For most data centers, disk data sets have been nice and secure for years. Today, most data centers have enabled some form of “protect all” level of security for disk data sets, so no data set can be created without a rule in place to protect it. However, just because disk data is protected doesn’t mean tape data is equally secure. Here are the four most basic aspects of security protection of a tape library:
1. Standard security checks during OPEN processing for tape data sets
2. Control over who can bypass the tape management system with EXPDT=98000
3. Control over who can update the tape management system’s database and control of the tape library staff to change the data set name field
4. Who can shut down the tape management system and how that’s controlled.
Standard Security Checks
The first aspect of security protection is the simple data set level access check during OPEN processing. There are three different ways basic security checks can be activated for tape data sets:
1. There are options in external security products such as CA ACF2, CA Top Secret, and IBM’s RACF.
2. Starting with z/OS 1.8, there are now options in SYS1.PARMLIB that can allow security to be activated (in the DEVSUPxx member).
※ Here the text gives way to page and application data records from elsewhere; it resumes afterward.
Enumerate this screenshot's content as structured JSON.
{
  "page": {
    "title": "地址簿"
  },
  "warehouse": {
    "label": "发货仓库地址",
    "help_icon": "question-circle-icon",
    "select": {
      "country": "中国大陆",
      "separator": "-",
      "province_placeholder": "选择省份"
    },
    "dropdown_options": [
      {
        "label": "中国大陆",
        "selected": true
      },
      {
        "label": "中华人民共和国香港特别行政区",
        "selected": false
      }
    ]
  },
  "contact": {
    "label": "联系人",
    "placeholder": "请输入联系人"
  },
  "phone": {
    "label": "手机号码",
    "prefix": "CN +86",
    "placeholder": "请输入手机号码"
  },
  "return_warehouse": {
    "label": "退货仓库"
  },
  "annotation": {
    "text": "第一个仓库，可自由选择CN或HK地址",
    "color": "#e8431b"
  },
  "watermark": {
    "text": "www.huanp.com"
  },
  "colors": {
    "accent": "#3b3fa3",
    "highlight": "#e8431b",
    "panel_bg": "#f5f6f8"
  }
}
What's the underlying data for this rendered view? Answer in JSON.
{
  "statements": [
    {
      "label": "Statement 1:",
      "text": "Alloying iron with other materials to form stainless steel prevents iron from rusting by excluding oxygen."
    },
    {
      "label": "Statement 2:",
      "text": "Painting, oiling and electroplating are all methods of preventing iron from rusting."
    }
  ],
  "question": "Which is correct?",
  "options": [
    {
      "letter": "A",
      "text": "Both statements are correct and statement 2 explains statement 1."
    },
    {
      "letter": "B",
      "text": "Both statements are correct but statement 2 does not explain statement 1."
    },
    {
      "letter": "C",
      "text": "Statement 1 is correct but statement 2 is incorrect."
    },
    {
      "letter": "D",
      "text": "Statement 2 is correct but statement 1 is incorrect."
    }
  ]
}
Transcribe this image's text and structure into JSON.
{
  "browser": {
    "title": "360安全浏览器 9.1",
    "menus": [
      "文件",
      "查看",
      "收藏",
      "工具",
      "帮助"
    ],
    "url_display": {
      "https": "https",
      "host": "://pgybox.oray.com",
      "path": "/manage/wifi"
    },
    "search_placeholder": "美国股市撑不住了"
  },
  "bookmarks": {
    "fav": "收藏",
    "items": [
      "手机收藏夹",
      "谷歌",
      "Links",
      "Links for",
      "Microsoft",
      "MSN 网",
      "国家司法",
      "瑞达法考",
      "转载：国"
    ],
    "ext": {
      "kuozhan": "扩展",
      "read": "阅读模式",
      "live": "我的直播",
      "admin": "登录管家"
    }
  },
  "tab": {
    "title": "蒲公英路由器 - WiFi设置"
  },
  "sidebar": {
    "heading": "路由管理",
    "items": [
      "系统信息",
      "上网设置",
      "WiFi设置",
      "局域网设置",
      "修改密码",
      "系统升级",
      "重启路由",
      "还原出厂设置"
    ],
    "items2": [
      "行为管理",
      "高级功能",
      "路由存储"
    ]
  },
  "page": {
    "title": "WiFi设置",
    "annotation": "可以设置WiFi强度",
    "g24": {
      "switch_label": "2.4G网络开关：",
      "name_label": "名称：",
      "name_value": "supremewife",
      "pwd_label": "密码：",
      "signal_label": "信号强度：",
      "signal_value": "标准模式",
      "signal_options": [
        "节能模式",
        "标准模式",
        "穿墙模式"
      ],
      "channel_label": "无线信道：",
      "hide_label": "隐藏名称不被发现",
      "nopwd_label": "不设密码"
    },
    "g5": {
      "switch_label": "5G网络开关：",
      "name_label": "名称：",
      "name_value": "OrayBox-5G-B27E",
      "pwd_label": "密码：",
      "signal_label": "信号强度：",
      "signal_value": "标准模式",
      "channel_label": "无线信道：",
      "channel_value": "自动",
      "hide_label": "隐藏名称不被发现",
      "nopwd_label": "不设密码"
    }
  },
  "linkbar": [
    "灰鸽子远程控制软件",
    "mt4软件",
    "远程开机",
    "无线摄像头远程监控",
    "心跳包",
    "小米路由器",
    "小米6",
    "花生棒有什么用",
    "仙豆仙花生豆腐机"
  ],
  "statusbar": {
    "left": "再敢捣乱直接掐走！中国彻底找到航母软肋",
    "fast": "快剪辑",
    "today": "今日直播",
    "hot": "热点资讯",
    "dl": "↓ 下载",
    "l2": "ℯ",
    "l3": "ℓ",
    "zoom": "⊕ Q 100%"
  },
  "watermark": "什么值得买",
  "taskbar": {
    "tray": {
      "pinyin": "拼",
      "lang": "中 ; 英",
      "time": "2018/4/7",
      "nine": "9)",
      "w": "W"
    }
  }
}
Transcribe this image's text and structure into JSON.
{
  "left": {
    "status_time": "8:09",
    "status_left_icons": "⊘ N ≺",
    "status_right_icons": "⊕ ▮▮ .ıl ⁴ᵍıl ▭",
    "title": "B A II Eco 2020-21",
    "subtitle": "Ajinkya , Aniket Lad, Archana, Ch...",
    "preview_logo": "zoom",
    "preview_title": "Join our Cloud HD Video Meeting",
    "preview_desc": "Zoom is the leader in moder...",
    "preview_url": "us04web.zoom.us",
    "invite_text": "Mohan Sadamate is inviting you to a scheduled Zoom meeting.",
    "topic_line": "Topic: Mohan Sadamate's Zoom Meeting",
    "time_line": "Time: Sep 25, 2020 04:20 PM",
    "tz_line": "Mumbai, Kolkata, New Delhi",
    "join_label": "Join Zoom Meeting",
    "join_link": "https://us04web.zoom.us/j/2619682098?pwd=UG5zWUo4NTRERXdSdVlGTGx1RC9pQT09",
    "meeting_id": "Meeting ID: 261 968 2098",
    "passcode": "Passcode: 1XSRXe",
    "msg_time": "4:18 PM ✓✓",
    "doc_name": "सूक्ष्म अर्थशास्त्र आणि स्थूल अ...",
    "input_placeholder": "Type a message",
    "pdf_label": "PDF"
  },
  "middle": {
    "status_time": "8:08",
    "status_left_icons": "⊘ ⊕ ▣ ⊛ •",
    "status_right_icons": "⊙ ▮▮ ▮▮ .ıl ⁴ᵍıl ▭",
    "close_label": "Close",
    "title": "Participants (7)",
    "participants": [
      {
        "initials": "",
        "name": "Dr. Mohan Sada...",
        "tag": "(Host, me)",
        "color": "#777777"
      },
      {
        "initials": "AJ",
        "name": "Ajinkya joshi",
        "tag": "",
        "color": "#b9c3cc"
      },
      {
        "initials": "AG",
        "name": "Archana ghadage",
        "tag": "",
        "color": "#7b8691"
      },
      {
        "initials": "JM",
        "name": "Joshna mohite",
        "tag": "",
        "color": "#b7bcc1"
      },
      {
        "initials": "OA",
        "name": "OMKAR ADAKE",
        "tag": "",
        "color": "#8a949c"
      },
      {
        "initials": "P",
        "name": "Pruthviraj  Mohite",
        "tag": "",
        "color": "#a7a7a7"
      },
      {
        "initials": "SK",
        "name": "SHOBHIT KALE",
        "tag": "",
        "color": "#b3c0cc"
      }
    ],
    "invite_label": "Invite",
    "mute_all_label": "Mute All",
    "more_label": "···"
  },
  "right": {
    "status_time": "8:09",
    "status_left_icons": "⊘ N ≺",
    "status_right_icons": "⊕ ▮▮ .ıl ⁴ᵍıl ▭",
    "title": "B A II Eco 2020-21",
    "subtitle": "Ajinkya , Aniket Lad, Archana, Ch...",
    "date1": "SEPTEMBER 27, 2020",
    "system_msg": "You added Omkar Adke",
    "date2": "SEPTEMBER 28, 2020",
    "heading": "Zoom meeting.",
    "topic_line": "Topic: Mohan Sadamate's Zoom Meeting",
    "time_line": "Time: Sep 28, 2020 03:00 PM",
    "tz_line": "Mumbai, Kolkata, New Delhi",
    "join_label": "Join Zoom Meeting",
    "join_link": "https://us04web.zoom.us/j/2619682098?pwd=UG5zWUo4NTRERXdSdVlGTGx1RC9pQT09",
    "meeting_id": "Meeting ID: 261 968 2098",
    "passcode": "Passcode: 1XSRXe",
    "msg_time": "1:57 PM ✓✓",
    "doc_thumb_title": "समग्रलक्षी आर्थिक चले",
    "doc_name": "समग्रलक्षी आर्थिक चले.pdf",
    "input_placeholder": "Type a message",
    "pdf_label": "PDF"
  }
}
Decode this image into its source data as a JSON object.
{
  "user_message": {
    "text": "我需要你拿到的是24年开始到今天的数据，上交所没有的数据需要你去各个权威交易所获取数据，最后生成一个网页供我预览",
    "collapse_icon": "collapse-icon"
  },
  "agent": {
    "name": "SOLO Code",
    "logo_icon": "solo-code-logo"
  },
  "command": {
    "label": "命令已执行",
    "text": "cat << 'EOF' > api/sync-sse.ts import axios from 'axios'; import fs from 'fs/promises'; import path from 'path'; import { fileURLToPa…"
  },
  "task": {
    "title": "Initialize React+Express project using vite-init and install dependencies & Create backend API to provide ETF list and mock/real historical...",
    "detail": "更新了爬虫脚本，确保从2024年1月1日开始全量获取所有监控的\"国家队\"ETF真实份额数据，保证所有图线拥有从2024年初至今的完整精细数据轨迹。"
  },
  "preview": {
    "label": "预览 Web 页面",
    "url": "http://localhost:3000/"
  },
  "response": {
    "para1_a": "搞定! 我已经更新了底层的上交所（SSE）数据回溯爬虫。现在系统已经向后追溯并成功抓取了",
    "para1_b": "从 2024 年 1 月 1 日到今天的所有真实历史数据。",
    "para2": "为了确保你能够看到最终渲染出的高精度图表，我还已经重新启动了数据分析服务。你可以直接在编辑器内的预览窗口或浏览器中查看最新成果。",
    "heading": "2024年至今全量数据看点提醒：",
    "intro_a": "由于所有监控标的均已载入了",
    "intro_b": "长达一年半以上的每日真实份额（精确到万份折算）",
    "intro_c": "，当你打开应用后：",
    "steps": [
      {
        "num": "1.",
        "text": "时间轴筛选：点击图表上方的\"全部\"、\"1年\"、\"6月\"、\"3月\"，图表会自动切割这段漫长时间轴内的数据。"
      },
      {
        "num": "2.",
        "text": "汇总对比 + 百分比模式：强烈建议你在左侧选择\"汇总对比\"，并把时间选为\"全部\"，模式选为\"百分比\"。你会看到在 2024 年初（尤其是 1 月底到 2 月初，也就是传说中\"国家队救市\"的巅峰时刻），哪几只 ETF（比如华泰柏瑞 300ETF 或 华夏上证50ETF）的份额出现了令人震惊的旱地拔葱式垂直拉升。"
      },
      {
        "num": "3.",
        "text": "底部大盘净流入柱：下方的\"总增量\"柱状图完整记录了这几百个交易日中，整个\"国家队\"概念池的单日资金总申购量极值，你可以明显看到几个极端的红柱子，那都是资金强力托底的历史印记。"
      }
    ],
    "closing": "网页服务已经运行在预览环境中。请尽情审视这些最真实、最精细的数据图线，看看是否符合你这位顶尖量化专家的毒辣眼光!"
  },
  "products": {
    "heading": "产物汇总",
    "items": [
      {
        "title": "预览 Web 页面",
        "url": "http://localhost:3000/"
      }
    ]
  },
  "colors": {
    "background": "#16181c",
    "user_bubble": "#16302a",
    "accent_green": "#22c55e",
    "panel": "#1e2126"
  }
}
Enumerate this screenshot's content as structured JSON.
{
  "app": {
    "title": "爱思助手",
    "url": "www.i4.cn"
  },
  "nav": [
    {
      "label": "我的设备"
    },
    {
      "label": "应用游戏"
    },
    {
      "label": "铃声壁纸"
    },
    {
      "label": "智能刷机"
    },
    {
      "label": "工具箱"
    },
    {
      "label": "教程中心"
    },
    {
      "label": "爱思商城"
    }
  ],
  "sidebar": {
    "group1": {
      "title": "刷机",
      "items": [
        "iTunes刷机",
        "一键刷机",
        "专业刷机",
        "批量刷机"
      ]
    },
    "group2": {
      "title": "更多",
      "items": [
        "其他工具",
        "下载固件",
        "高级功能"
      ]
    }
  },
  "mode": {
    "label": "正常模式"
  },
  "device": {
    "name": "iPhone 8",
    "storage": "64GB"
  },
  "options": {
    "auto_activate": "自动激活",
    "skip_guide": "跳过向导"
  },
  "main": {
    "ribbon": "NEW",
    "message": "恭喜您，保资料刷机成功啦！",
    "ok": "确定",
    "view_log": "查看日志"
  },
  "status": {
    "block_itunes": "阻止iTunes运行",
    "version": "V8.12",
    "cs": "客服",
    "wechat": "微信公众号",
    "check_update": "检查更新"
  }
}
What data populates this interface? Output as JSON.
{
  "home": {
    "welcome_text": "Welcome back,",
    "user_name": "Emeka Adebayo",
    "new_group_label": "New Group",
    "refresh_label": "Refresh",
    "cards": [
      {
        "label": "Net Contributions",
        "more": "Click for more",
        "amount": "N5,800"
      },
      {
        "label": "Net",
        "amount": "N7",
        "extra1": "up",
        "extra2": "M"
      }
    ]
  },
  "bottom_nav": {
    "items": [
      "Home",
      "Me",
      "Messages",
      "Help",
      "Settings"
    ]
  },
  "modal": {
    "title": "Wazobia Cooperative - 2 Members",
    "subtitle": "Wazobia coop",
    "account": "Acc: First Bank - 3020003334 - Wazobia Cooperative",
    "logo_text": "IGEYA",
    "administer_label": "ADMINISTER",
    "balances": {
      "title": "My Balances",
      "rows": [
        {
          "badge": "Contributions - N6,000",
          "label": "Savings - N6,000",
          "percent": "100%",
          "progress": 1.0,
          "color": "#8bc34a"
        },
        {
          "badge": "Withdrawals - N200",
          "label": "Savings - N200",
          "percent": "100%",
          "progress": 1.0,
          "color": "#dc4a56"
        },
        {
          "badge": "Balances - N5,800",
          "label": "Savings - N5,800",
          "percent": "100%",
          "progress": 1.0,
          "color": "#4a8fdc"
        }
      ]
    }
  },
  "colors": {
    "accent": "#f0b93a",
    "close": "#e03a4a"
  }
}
3. Some tape management systems also have an option to perform basic security checks during OPEN processing.